  2. Christopher Kozicki admits to fixing testing results for city job applicants, then gets promoted. After Kozicki confessed that he helped the well connected get inspector jobs in the Department of Buildings, Inspector General David Hoffman recommended that the planning department fire him. But Mayor Daley overruled Hoffman, with city officials explaining that ousting Kozicki would send the wrong message to whistleblowers. Kozicki, who used to be a driver for Mayor Daley’s younger brother, county commissioner John Daley, ended up with a higher-paying job. Planning department officials wouldn’t return calls for comment on what qualifies Kozicki for a $130,000-a-year position.
  3. Frank Kruesi’s skills are tapped again. In February Daley dismissed Kruesi from his job as CTA president in part because his arrogance alienated state legislators. In December Daley picked him to serve as the city’s chief federal lobbyist. Part of his job will entail making nice with congressmen.

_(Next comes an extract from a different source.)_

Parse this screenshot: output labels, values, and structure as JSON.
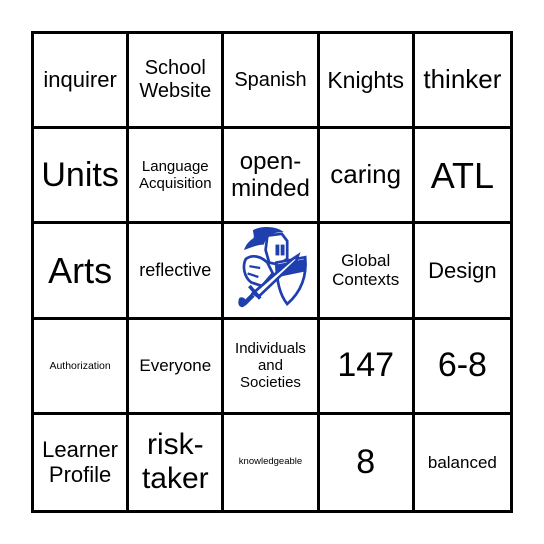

  4. The city fires former water department employee John Resa a mere two and a half months after he pleaded guilty to federal perjury charges. Resa, a onetime organizer for the Hispanic Democratic Organization, has a history of nice gigs with the city. From 2003 until October 2006 he stayed away from his job and collected disability pay; he was finally called back to work after the Sun-Times wrote about him. In December 2006 he was indicted for perjury by a federal grand jury, and the city moved to fire him a couple weeks later. But Resa appealed his termination, receiving pay and benefits for months while his case was in limbo. He finally pleaded guilty to lying in August and was canned for good in November, days before he was sentenced to 15 months in prison.
  5. The city upholds its firing of former water department employee/whistle-blower/gadfly/political activist Frank Coconate [scroll down to “The Coconut Brings in a Closer”]. After generating hundreds of pages of paper in hearing transcripts, spending thousands of dollars, and mobilizing two lawyers and several high-ranking water department officials, the city persuaded a hearing officer that Coconate should indeed be terminated from his safety-inspector job for not properly stapling work-site photographs to reports. The three-person Human Resources Board, which is appointed by Mayor Daley, upheld Coconate’s firing. But Coconate has appealed in circuit court, arguing that his real sin was criticizing the mayor and several department programs. He adds that someone else did the stapling for his reports.
  6. The Department of Planning and Development cracks down on rogue student interns. In March a student intern was forced to resign from the planning department when a high-ranking department official “began more strictly enforcing the rule that student interns actually be students,” according to the city’s court-appointed hiring monitor. The intern, it turned out, hadn’t been in school for a year. But he ended up lucking out: just when he lost his city job, the department decided to “outsource” his work to a private company. This contractor then decided to hire the intern to do the same work he’d been doing at the same desk he’d been using while he was a city employee.